Six months later I had another drastic exacerbation. Then, twelve months after that another one. It seemed like I was following Aunt Loretta down a perilous track. And my family treated me that way. It was to the point where I didn’t want to have conversations with them because I wanted them to remember the person I was and not the person I had become with MS.
However, there were a couple of things I had going for me that my aunt didn’t have. One was timing. In 2005 there was a lot more knowledge about the disease and many more treatment options available than when she had it in the 70s. The second thing was history. I knew my Aunt Loretta’s story and I didn’t want mine to end the same way. Family members told me that she didn’t like the advice she received from a doctor, so she never went back to that doctor. I used that information to motivate myself to learn as much as I could no matter if the news was good or bad, scary or hopeful. I just wanted to get the most objective, up-to-date information available to fight. Lastly, I had hope. In the seventies there was little known about the disease. Today, there is research and scientific breakthroughs, social support networks, and hope.
If I could go back in time with all I know today about living with multiple sclerosis, the fear and egg-shell conversations with my family would be dramatically different. I would use the resources around me, like My MS Journey, to educate myself and ease my family’s fears instead of staying silent.
Today my family conversations are no longer about the horrors of MS. My family and I now talk about my future and my kids and all of the awesome stuff that normal people talk to their family about. Today we are a normal family and I just happen to carry the torch of multiple sclerosis. I have had it for approaching ten years now and I am still working, playing, being a dad and living the life I always wanted to live. That makes me proud to talk about my MS journey and how I have lived a great life despite my diagnosis.

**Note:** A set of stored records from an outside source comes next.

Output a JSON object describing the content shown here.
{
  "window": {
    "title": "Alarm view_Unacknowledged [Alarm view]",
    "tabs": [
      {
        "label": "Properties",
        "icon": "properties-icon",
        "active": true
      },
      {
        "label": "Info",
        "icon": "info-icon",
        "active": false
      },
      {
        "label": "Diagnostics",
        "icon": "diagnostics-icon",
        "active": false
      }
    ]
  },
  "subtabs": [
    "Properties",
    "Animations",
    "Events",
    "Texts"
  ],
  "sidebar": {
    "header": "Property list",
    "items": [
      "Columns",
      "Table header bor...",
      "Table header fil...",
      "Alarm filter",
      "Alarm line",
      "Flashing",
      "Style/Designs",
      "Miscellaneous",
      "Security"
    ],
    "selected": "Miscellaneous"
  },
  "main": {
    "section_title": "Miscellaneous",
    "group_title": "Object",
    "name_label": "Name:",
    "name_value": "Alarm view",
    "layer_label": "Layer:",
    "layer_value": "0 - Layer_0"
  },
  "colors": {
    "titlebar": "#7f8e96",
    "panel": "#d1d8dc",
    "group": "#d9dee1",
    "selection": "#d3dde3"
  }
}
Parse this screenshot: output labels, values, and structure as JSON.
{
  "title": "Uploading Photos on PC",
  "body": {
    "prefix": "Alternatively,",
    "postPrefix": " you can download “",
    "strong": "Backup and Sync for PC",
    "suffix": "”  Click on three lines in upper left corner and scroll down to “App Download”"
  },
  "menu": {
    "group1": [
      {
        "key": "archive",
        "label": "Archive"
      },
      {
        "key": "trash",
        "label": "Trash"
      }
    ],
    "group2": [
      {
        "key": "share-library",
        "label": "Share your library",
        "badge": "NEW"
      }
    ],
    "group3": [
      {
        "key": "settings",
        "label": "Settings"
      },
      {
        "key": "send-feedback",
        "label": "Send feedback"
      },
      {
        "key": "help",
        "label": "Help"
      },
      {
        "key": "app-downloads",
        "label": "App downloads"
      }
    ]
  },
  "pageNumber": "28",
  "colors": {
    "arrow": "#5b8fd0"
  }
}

*Matt Cavallo was diagnosed with multiple sclerosis in 2005. Matt is an MS blogger, author, patient advocate, and motivational speaker. Matt also has his Master’s degree in Public Health Administration. Matt is the proud father of his two sons, loving husband to his wife, Jocelyn, and best friend to his dog, Teddy. Originally from the Boston suburbs, Matt currently resides in Arizona with his family. To learn more about Matt, please visit him at : http://mattcavallo.com/blog/